──────── DATA TO USE
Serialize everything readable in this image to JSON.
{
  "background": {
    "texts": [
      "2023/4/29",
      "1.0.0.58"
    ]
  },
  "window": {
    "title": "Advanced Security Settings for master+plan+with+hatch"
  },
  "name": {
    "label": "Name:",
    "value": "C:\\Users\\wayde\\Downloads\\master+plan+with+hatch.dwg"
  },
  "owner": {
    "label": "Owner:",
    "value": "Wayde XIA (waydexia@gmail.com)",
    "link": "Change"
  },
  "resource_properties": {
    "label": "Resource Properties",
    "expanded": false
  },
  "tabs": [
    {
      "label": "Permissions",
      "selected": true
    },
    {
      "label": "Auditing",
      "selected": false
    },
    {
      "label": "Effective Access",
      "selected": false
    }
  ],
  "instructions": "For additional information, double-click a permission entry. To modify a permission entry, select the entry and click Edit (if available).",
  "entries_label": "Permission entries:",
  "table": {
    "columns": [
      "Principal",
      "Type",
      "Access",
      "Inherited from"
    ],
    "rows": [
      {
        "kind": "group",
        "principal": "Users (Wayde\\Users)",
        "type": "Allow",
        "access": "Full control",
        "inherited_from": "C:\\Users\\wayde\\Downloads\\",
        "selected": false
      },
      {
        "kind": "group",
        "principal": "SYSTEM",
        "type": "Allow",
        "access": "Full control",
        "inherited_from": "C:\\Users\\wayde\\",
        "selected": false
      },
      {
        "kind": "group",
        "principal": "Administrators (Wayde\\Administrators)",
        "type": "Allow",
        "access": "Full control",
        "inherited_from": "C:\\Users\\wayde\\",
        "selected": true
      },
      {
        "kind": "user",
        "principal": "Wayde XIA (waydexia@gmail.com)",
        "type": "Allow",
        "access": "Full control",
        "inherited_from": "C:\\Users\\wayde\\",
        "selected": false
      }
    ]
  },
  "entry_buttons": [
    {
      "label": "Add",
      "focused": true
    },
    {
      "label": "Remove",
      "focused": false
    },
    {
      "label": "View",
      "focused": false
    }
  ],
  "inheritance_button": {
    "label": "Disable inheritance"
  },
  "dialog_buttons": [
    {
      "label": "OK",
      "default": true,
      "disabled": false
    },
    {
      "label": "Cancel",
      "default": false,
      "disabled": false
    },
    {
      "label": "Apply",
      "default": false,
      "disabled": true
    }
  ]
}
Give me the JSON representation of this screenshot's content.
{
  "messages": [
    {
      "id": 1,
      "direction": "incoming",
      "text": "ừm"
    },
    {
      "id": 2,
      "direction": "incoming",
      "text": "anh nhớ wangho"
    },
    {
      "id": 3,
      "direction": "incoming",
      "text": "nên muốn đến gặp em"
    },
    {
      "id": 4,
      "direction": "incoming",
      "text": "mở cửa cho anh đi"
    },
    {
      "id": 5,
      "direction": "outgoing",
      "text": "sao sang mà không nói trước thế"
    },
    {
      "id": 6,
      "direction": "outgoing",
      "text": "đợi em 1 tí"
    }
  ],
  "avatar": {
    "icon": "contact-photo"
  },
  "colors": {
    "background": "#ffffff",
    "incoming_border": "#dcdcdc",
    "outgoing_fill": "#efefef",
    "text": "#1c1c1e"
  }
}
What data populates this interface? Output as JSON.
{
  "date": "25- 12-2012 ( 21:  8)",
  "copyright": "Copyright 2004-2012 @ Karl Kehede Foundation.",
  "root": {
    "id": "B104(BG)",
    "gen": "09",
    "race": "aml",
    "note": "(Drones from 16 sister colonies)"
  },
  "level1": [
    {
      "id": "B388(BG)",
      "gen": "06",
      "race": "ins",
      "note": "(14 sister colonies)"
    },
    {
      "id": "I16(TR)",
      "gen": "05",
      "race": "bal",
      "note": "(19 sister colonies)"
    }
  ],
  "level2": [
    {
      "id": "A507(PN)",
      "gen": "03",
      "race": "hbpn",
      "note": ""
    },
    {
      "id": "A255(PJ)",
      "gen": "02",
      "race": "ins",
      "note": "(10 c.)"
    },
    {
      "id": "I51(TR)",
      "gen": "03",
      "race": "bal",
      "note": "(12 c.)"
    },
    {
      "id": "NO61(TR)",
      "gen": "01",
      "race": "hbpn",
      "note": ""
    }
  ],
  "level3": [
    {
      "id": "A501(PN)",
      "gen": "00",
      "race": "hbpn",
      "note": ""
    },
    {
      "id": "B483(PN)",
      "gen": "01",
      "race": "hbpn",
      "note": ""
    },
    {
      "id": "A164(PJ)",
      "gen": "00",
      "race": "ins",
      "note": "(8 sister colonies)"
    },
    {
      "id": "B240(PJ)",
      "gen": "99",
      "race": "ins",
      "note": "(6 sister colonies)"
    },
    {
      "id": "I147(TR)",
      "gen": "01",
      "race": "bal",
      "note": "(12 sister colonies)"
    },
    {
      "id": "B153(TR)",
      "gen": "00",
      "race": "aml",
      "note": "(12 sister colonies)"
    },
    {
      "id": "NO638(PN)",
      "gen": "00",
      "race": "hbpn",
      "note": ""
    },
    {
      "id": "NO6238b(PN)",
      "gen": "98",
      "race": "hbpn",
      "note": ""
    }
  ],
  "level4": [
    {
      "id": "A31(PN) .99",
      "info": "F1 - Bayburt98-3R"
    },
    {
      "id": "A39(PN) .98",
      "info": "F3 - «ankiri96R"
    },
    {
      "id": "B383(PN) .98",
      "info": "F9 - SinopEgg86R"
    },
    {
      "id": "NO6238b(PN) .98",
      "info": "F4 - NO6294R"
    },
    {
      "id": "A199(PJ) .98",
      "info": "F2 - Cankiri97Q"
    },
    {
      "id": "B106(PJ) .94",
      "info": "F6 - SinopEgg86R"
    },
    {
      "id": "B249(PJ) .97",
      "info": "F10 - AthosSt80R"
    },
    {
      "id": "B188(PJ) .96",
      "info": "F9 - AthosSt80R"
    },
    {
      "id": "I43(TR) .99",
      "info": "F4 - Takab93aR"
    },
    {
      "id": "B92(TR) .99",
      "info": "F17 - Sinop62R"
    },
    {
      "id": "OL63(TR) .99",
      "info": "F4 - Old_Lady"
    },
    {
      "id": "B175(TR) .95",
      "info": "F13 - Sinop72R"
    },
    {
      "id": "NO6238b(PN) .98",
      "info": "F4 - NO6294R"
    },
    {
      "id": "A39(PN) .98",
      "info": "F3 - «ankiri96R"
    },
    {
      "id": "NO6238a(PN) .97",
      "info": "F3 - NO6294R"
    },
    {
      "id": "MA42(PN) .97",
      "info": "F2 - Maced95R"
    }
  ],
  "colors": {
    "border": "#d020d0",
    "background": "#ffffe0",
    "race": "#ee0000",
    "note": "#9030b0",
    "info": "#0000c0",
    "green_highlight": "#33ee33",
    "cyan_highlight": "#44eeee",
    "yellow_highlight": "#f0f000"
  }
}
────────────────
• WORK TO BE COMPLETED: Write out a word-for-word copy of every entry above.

• ANSWER:
Serialize everything readable in this image to JSON.
{
  "background": {
    "texts": [
      "2023/4/29",
      "1.0.0.58"
    ]
  },
  "window": {
    "title": "Advanced Security Settings for master+plan+with+hatch"
  },
  "name": {
    "label": "Name:",
    "value": "C:\\Users\\wayde\\Downloads\\master+plan+with+hatch.dwg"
  },
  "owner": {
    "label": "Owner:",
    "value": "Wayde XIA (waydexia@gmail.com)",
    "link": "Change"
  },
  "resource_properties": {
    "label": "Resource Properties",
    "expanded": false
  },
  "tabs": [
    {
      "label": "Permissions",
      "selected": true
    },
    {
      "label": "Auditing",
      "selected": false
    },
    {
      "label": "Effective Access",
      "selected": false
    }
  ],
  "instructions": "For additional information, double-click a permission entry. To modify a permission entry, select the entry and click Edit (if available).",
  "entries_label": "Permission entries:",
  "table": {
    "columns": [
      "Principal",
      "Type",
      "Access",
      "Inherited from"
    ],
    "rows": [
      {
        "kind": "group",
        "principal": "Users (Wayde\\Users)",
        "type": "Allow",
        "access": "Full control",
        "inherited_from": "C:\\Users\\wayde\\Downloads\\",
        "selected": false
      },
      {
        "kind": "group",
        "principal": "SYSTEM",
        "type": "Allow",
        "access": "Full control",
        "inherited_from": "C:\\Users\\wayde\\",
        "selected": false
      },
      {
        "kind": "group",
        "principal": "Administrators (Wayde\\Administrators)",
        "type": "Allow",
        "access": "Full control",
        "inherited_from": "C:\\Users\\wayde\\",
        "selected": true
      },
      {
        "kind": "user",
        "principal": "Wayde XIA (waydexia@gmail.com)",
        "type": "Allow",
        "access": "Full control",
        "inherited_from": "C:\\Users\\wayde\\",
        "selected": false
      }
    ]
  },
  "entry_buttons": [
    {
      "label": "Add",
      "focused": true
    },
    {
      "label": "Remove",
      "focused": false
    },
    {
      "label": "View",
      "focused": false
    }
  ],
  "inheritance_button": {
    "label": "Disable inheritance"
  },
  "dialog_buttons": [
    {
      "label": "OK",
      "default": true,
      "disabled": false
    },
    {
      "label": "Cancel",
      "default": false,
      "disabled": false
    },
    {
      "label": "Apply",
      "default": false,
      "disabled": true
    }
  ]
}
Give me the JSON representation of this screenshot's content.
{
  "messages": [
    {
      "id": 1,
      "direction": "incoming",
      "text": "ừm"
    },
    {
      "id": 2,
      "direction": "incoming",
      "text": "anh nhớ wangho"
    },
    {
      "id": 3,
      "direction": "incoming",
      "text": "nên muốn đến gặp em"
    },
    {
      "id": 4,
      "direction": "incoming",
      "text": "mở cửa cho anh đi"
    },
    {
      "id": 5,
      "direction": "outgoing",
      "text": "sao sang mà không nói trước thế"
    },
    {
      "id": 6,
      "direction": "outgoing",
      "text": "đợi em 1 tí"
    }
  ],
  "avatar": {
    "icon": "contact-photo"
  },
  "colors": {
    "background": "#ffffff",
    "incoming_border": "#dcdcdc",
    "outgoing_fill": "#efefef",
    "text": "#1c1c1e"
  }
}
What data populates this interface? Output as JSON.
{
  "date": "25- 12-2012 ( 21:  8)",
  "copyright": "Copyright 2004-2012 @ Karl Kehede Foundation.",
  "root": {
    "id": "B104(BG)",
    "gen": "09",
    "race": "aml",
    "note": "(Drones from 16 sister colonies)"
  },
  "level1": [
    {
      "id": "B388(BG)",
      "gen": "06",
      "race": "ins",
      "note": "(14 sister colonies)"
    },
    {
      "id": "I16(TR)",
      "gen": "05",
      "race": "bal",
      "note": "(19 sister colonies)"
    }
  ],
  "level2": [
    {
      "id": "A507(PN)",
      "gen": "03",
      "race": "hbpn",
      "note": ""
    },
    {
      "id": "A255(PJ)",
      "gen": "02",
      "race": "ins",
      "note": "(10 c.)"
    },
    {
      "id": "I51(TR)",
      "gen": "03",
      "race": "bal",
      "note": "(12 c.)"
    },
    {
      "id": "NO61(TR)",
      "gen": "01",
      "race": "hbpn",
      "note": ""
    }
  ],
  "level3": [
    {
      "id": "A501(PN)",
      "gen": "00",
      "race": "hbpn",
      "note": ""
    },
    {
      "id": "B483(PN)",
      "gen": "01",
      "race": "hbpn",
      "note": ""
    },
    {
      "id": "A164(PJ)",
      "gen": "00",
      "race": "ins",
      "note": "(8 sister colonies)"
    },
    {
      "id": "B240(PJ)",
      "gen": "99",
      "race": "ins",
      "note": "(6 sister colonies)"
    },
    {
      "id": "I147(TR)",
      "gen": "01",
      "race": "bal",
      "note": "(12 sister colonies)"
    },
    {
      "id": "B153(TR)",
      "gen": "00",
      "race": "aml",
      "note": "(12 sister colonies)"
    },
    {
      "id": "NO638(PN)",
      "gen": "00",
      "race": "hbpn",
      "note": ""
    },
    {
      "id": "NO6238b(PN)",
      "gen": "98",
      "race": "hbpn",
      "note": ""
    }
  ],
  "level4": [
    {
      "id": "A31(PN) .99",
      "info": "F1 - Bayburt98-3R"
    },
    {
      "id": "A39(PN) .98",
      "info": "F3 - «ankiri96R"
    },
    {
      "id": "B383(PN) .98",
      "info": "F9 - SinopEgg86R"
    },
    {
      "id": "NO6238b(PN) .98",
      "info": "F4 - NO6294R"
    },
    {
      "id": "A199(PJ) .98",
      "info": "F2 - Cankiri97Q"
    },
    {
      "id": "B106(PJ) .94",
      "info": "F6 - SinopEgg86R"
    },
    {
      "id": "B249(PJ) .97",
      "info": "F10 - AthosSt80R"
    },
    {
      "id": "B188(PJ) .96",
      "info": "F9 - AthosSt80R"
    },
    {
      "id": "I43(TR) .99",
      "info": "F4 - Takab93aR"
    },
    {
      "id": "B92(TR) .99",
      "info": "F17 - Sinop62R"
    },
    {
      "id": "OL63(TR) .99",
      "info": "F4 - Old_Lady"
    },
    {
      "id": "B175(TR) .95",
      "info": "F13 - Sinop72R"
    },
    {
      "id": "NO6238b(PN) .98",
      "info": "F4 - NO6294R"
    },
    {
      "id": "A39(PN) .98",
      "info": "F3 - «ankiri96R"
    },
    {
      "id": "NO6238a(PN) .97",
      "info": "F3 - NO6294R"
    },
    {
      "id": "MA42(PN) .97",
      "info": "F2 - Maced95R"
    }
  ],
  "colors": {
    "border": "#d020d0",
    "background": "#ffffe0",
    "race": "#ee0000",
    "note": "#9030b0",
    "info": "#0000c0",
    "green_highlight": "#33ee33",
    "cyan_highlight": "#44eeee",
    "yellow_highlight": "#f0f000"
  }
}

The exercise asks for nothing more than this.